Brands Represent Much Of The Value Of The Firm, Yet We Don’t Have A Good Way Of Valuing Brands: Dr. David W. Stewart, Loyola Marymount University

Event: 2nd AIM-AMA Sheth Foundation Doctoral Consortium, January 5-7, 2014
Session: Facilitating Collaboration With The Industry
Speaker: Dr. David W. Stewart, President’s Professor of Marketing and Law, Loyola Marymount University

In his presentation, Dr. Stewart discusses why it is important for the academia to interact with managers who he calls ‘real people’ and lists a few benefits and problems associated with such interaction. He talks about his association with Marketing Accountability Standards Board, an organization that aims to facilitate interaction between academia & industry and shares some tips on what academicians can do to facilitate this interaction.

According to Dr. Stewart academicians can gain a lot of value by interacting with managers like – the interaction can be very stimulating, they can acquire access to more data, they can get to solve ‘real’ problems, and feedback from managers can bring out a different or new perspective to the problem which may not have been considered before.

Though the benefits are enormous this interaction does have a downside to it says Dr. Stewart. Some of the problems faced by the academia when interacting with the industry are – cutting through the organization’s red tape can be a lengthy process, difficulty in acquiring the necessary approvals to publish the research, having to provide immediate or specific solutions. He further adds that it is high risk and ill defined work which may not lead to expected results and may be highly time consuming.

Speaking about his own interaction with the industry, Dr. Stewart discusses an interesting project he undertook called the Boardroom Project that is committed to increasing interaction among marketing, finance & accounting and aims to move marketing to greater accountability.

During the course of the presentation, Dr. Stewart touches upon the importance of data in marketing. He says that we do not have a shortage of data; the problem is that the data does not have a ‘common’ meaning. To validate this point he shares an interesting find of  a study of definitions of common marketing terms conducted by the Advertising Research Foundation found that even within the same organization the same marketing term could have 15 different meanings.

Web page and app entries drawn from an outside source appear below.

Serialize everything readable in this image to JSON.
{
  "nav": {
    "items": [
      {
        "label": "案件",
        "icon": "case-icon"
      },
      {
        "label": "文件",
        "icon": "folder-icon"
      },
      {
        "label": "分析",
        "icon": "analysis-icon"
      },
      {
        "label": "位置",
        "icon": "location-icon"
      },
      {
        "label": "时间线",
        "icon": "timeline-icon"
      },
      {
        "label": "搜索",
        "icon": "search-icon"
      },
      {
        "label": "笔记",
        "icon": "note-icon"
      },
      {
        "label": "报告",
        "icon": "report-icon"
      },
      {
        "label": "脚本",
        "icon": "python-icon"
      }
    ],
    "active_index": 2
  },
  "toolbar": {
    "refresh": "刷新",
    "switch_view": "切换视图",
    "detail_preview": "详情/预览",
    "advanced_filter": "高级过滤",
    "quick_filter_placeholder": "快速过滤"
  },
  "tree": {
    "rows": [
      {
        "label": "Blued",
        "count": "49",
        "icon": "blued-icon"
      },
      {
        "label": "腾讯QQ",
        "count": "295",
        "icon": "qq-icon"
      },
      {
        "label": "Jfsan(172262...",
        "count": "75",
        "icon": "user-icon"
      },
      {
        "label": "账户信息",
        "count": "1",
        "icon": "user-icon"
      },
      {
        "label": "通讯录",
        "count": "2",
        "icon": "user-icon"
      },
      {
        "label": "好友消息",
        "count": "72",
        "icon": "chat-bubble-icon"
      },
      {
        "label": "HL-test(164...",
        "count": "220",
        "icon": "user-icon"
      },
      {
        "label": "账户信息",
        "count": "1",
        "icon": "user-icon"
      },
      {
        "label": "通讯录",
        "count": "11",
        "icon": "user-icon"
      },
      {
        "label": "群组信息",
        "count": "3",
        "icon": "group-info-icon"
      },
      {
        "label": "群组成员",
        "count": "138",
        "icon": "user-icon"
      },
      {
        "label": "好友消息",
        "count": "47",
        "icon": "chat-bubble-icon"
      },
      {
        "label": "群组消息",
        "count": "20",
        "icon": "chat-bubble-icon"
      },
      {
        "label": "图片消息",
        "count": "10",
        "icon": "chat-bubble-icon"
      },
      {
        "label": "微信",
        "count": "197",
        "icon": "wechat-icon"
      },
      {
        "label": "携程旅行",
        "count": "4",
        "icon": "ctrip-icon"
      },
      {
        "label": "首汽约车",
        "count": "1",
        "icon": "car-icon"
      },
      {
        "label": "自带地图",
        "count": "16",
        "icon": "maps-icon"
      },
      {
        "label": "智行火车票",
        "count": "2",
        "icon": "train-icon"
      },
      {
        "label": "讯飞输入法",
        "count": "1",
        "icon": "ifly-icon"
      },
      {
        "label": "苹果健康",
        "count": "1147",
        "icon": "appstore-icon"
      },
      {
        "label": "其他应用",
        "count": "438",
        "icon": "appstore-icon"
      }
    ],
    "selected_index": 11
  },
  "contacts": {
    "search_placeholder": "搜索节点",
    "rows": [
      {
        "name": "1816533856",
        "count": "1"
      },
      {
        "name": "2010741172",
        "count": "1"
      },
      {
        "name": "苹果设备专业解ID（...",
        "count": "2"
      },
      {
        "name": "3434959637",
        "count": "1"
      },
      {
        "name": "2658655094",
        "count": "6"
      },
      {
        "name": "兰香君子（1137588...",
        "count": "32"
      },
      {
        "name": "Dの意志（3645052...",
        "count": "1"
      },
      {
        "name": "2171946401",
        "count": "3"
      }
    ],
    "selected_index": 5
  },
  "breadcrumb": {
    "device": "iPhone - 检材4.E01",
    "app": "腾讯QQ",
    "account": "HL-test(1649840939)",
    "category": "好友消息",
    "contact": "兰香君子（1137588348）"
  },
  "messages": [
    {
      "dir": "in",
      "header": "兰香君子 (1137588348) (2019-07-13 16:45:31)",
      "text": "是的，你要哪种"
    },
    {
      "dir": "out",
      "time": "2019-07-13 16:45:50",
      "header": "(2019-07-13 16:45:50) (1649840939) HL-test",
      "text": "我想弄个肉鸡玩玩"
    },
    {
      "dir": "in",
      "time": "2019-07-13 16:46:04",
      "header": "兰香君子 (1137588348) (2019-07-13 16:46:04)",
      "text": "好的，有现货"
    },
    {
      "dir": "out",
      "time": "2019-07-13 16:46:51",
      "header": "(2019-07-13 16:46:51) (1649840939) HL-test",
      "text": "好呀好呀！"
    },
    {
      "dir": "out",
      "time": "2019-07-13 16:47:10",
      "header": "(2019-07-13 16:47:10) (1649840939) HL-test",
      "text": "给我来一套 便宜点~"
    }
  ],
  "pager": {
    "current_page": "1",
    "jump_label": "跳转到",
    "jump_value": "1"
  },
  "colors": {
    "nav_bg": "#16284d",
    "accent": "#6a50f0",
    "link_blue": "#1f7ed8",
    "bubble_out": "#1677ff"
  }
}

Issues with valuation of brands is another very significant point that Dr. Stewart talks about in his presentation. He says that brands represent much of the value of the firm, yet we do not have a good way of valuing brands. He further elaborates the point by sharing how brands are treated by the accounting function.